1) Alums disenchantment with current state of the school.

2) Growing percentage of alums with Grievance Studies degrees who don’t earn enough to donate.

3) Alums originally from less wealthy families who weren’t raised in a home where charitable giving was the norm.

#3 Comment By Whitney Wilson ’90 On May 7, 2019 @ 4:05 pm

Perhaps also a growing belief that given how much it costs as a student, additional donations after the fact are not necessary.

With respect to WR’s point (2) above, I would expect that someone would have information on how the current wealth/income of the alumni as a whole compares with the situation 20 years ago. Its possible that there are larger percentages with low(er) paying jobs, though I’m not sure there is evidence that these have particular types of majors (can’t agree with the characterization of these as “Grieveance Studies”)

#4 Comment By frank uible On May 7, 2019 @ 4:34 pm

Today’s Williams bears no psychic resemblance to psychic Williams of say 1957.

#5 Comment By Prefrosh On May 7, 2019 @ 6:51 pm

Williamstown Resident,

It’s important to note that:

1) Alumni donation rates are falling at nearly all schools. In fact, Williams has seen less steep declines (or at least ones that are equally steep) relative to its peer elites.

2) Statistically, this is not true. Economics is only becoming more popular as a major, and lucrative fields like computer science are exploding with interest (a figure of speech, but not an overstatement), possibly overtaking economics soon in the future as the most popular major. The heavy demand for computer science courses is actually a relatively big issue at the college, since the department is smaller. Math is popular too, as always, and stats is increasing in popularity as well. The biggest employer of Williams graduates is Google. Not sure where this idea that “grievance studies” (although I wouldn’t call them that) have suddenly become prevalent. In fact, it’s probably the opposite for most of the student body save for a few, as college becomes more expensive.
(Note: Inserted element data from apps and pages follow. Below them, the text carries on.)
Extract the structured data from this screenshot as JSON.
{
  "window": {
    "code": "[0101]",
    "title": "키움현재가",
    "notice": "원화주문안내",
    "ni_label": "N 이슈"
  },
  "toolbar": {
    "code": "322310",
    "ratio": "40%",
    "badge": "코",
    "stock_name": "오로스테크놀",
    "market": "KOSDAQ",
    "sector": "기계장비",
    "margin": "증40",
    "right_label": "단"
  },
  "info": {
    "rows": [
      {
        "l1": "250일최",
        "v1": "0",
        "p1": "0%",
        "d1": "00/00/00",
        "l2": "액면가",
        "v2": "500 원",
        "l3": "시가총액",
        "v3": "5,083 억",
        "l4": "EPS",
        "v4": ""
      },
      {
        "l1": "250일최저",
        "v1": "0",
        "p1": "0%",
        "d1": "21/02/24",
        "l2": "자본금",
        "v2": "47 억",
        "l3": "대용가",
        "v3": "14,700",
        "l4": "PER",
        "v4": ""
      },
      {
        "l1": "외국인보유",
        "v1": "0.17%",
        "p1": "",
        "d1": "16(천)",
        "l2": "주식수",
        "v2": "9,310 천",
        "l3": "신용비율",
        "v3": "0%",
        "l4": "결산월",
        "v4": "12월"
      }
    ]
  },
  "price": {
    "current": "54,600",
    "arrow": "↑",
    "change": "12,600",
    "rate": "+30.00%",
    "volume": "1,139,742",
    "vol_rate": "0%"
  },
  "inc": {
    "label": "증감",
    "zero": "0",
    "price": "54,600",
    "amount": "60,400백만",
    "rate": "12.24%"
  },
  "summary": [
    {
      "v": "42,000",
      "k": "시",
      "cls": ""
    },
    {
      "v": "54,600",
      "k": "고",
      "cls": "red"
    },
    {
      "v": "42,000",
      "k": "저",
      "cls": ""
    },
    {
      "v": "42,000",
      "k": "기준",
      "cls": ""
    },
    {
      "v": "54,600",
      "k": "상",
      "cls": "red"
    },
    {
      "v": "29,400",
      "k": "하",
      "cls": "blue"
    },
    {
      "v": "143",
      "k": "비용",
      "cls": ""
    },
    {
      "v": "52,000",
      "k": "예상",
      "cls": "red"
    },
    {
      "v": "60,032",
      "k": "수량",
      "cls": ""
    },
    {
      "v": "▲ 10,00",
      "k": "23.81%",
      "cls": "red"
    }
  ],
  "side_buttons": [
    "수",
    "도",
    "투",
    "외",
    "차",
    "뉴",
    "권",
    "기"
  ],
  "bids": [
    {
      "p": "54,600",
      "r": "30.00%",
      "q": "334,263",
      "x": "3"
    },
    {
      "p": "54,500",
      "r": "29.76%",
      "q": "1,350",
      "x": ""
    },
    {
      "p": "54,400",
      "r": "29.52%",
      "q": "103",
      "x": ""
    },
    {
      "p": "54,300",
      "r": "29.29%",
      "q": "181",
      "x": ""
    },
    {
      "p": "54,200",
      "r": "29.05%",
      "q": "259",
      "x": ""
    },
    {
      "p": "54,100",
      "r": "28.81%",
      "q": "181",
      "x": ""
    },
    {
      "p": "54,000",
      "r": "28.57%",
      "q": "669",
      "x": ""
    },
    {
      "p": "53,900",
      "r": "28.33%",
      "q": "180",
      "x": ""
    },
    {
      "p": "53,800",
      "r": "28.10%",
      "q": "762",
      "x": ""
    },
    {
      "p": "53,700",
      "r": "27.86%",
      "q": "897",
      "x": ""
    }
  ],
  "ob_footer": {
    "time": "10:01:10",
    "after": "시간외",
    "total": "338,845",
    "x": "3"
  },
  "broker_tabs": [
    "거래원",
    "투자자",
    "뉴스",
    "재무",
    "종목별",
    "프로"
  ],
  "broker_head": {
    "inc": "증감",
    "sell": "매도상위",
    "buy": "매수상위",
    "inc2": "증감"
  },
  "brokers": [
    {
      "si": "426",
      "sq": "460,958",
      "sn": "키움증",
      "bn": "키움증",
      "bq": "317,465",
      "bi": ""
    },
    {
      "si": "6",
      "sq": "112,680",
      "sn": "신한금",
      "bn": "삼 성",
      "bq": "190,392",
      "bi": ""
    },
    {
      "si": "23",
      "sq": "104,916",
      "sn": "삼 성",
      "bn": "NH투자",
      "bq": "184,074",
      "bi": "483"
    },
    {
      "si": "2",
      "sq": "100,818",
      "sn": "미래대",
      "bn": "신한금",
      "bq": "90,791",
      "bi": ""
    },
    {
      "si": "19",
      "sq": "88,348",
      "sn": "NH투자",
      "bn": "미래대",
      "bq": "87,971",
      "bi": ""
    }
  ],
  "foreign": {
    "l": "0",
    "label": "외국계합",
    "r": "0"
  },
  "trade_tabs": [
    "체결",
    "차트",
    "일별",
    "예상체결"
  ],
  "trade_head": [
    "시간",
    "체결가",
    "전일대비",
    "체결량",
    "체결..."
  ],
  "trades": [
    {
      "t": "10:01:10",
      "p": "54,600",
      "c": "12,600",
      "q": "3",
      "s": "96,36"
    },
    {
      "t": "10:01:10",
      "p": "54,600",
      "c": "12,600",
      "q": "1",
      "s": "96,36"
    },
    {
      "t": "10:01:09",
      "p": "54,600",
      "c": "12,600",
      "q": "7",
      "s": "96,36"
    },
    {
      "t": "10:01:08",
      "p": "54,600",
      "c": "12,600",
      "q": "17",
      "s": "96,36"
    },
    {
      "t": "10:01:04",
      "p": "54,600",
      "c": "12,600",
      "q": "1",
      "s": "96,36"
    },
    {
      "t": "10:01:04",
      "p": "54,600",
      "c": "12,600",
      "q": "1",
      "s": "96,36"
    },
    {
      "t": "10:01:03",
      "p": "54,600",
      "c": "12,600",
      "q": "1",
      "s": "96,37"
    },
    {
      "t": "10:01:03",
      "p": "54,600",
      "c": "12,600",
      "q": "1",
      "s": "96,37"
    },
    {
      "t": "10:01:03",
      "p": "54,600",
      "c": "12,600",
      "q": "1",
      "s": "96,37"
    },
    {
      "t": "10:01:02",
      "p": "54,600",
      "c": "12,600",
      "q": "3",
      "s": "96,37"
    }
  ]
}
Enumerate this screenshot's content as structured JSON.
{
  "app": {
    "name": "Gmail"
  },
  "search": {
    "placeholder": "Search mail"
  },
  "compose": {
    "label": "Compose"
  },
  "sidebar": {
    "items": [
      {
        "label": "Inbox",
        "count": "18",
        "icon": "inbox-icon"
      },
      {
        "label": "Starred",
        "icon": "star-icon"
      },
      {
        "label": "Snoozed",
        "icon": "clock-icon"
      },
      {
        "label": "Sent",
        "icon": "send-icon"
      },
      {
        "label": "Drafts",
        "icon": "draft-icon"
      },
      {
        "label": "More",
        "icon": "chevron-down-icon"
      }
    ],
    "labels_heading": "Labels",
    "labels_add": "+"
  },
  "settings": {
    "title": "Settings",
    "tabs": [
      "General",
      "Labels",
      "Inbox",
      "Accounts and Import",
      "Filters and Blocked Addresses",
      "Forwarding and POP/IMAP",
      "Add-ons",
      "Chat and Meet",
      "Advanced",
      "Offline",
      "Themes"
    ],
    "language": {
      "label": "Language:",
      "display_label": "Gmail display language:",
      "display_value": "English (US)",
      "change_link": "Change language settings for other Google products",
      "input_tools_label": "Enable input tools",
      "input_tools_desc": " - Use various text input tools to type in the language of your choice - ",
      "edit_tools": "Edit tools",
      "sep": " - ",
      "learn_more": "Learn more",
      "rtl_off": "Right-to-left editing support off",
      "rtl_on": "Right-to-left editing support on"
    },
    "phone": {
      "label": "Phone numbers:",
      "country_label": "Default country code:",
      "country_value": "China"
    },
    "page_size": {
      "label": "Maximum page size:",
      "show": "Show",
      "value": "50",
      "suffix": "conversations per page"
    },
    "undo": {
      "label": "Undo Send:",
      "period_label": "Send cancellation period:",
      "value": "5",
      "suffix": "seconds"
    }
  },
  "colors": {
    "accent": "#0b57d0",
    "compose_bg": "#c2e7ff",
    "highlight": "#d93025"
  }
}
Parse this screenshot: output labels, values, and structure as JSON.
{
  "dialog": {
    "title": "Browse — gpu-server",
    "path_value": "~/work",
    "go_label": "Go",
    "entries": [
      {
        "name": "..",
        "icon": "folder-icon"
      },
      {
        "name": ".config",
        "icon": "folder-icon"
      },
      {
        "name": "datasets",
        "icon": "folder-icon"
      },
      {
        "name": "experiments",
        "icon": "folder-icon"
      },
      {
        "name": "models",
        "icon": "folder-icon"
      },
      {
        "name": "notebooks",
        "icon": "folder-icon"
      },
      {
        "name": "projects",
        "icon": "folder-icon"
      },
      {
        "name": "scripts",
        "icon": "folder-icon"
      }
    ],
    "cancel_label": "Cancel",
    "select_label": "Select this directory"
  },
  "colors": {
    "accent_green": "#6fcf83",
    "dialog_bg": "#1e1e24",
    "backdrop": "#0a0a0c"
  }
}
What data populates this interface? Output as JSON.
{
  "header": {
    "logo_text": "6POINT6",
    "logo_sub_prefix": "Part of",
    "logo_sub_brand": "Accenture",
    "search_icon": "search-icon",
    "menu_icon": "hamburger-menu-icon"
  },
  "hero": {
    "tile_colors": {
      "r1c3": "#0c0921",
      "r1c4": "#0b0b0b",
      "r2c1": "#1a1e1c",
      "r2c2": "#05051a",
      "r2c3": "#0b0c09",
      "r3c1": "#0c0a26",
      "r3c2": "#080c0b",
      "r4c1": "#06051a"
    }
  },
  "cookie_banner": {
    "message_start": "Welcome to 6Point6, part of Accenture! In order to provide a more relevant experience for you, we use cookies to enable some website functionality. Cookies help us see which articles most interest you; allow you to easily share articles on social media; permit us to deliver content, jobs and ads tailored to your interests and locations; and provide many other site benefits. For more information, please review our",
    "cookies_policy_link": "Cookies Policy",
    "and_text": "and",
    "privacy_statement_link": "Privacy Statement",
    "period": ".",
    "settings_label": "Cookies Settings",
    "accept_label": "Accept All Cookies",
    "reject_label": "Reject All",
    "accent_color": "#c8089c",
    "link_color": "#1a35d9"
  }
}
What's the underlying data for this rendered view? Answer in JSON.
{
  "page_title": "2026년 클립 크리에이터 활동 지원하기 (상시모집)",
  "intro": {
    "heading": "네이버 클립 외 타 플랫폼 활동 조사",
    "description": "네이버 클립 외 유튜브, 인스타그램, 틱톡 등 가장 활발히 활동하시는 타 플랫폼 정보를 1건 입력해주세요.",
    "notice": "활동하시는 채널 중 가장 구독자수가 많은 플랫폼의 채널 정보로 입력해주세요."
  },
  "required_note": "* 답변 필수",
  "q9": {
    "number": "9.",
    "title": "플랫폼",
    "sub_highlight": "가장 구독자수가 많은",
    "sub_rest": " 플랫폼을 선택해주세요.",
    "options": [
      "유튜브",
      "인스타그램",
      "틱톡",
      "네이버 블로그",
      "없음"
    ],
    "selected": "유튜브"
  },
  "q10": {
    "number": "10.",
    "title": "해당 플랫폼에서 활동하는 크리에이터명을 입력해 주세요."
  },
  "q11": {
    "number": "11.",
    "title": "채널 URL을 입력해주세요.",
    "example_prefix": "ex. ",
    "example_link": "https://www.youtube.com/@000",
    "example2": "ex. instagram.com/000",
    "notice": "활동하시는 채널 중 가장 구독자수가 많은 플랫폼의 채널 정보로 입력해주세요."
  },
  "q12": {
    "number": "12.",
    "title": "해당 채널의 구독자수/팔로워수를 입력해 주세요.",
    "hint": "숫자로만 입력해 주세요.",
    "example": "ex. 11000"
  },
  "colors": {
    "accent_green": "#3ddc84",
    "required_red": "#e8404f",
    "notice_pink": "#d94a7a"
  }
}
3) This may very well be true. Logically, it makes sense, although it isn’t Williams-specific.

I agree with WW that student loans may be the primary driver of declining donation rates.